(Dataset entries Opens)

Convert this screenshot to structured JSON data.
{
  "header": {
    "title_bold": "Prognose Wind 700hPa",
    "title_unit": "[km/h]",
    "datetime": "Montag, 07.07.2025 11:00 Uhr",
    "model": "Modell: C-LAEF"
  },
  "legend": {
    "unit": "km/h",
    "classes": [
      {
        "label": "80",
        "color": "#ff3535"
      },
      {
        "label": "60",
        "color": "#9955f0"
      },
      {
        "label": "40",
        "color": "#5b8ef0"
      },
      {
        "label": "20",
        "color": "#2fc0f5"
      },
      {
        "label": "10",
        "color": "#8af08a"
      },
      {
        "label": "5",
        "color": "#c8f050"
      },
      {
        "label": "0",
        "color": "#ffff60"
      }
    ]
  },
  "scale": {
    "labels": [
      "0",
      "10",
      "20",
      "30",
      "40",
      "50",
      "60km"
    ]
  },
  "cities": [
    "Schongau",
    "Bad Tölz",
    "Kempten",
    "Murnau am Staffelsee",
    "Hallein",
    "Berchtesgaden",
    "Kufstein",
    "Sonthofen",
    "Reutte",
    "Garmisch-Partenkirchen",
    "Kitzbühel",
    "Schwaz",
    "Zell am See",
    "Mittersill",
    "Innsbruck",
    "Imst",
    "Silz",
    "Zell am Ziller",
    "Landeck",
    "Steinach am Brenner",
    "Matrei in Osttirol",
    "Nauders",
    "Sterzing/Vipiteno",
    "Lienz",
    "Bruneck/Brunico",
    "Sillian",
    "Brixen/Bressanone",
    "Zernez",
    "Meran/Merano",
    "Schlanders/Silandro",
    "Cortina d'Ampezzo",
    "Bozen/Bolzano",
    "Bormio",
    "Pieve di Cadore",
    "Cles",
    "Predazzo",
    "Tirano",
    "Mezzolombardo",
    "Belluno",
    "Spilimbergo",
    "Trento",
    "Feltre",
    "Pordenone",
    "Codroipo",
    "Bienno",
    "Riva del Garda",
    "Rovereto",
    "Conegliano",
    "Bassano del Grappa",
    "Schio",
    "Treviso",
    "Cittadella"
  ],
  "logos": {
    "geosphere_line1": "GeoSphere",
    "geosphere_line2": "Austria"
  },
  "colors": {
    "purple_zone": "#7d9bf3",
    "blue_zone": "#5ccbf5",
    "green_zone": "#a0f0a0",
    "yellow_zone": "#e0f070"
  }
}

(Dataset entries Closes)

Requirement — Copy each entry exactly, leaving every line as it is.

Response area —
Convert this screenshot to structured JSON data.
{
  "header": {
    "title_bold": "Prognose Wind 700hPa",
    "title_unit": "[km/h]",
    "datetime": "Montag, 07.07.2025 11:00 Uhr",
    "model": "Modell: C-LAEF"
  },
  "legend": {
    "unit": "km/h",
    "classes": [
      {
        "label": "80",
        "color": "#ff3535"
      },
      {
        "label": "60",
        "color": "#9955f0"
      },
      {
        "label": "40",
        "color": "#5b8ef0"
      },
      {
        "label": "20",
        "color": "#2fc0f5"
      },
      {
        "label": "10",
        "color": "#8af08a"
      },
      {
        "label": "5",
        "color": "#c8f050"
      },
      {
        "label": "0",
        "color": "#ffff60"
      }
    ]
  },
  "scale": {
    "labels": [
      "0",
      "10",
      "20",
      "30",
      "40",
      "50",
      "60km"
    ]
  },
  "cities": [
    "Schongau",
    "Bad Tölz",
    "Kempten",
    "Murnau am Staffelsee",
    "Hallein",
    "Berchtesgaden",
    "Kufstein",
    "Sonthofen",
    "Reutte",
    "Garmisch-Partenkirchen",
    "Kitzbühel",
    "Schwaz",
    "Zell am See",
    "Mittersill",
    "Innsbruck",
    "Imst",
    "Silz",
    "Zell am Ziller",
    "Landeck",
    "Steinach am Brenner",
    "Matrei in Osttirol",
    "Nauders",
    "Sterzing/Vipiteno",
    "Lienz",
    "Bruneck/Brunico",
    "Sillian",
    "Brixen/Bressanone",
    "Zernez",
    "Meran/Merano",
    "Schlanders/Silandro",
    "Cortina d'Ampezzo",
    "Bozen/Bolzano",
    "Bormio",
    "Pieve di Cadore",
    "Cles",
    "Predazzo",
    "Tirano",
    "Mezzolombardo",
    "Belluno",
    "Spilimbergo",
    "Trento",
    "Feltre",
    "Pordenone",
    "Codroipo",
    "Bienno",
    "Riva del Garda",
    "Rovereto",
    "Conegliano",
    "Bassano del Grappa",
    "Schio",
    "Treviso",
    "Cittadella"
  ],
  "logos": {
    "geosphere_line1": "GeoSphere",
    "geosphere_line2": "Austria"
  },
  "colors": {
    "purple_zone": "#7d9bf3",
    "blue_zone": "#5ccbf5",
    "green_zone": "#a0f0a0",
    "yellow_zone": "#e0f070"
  }
}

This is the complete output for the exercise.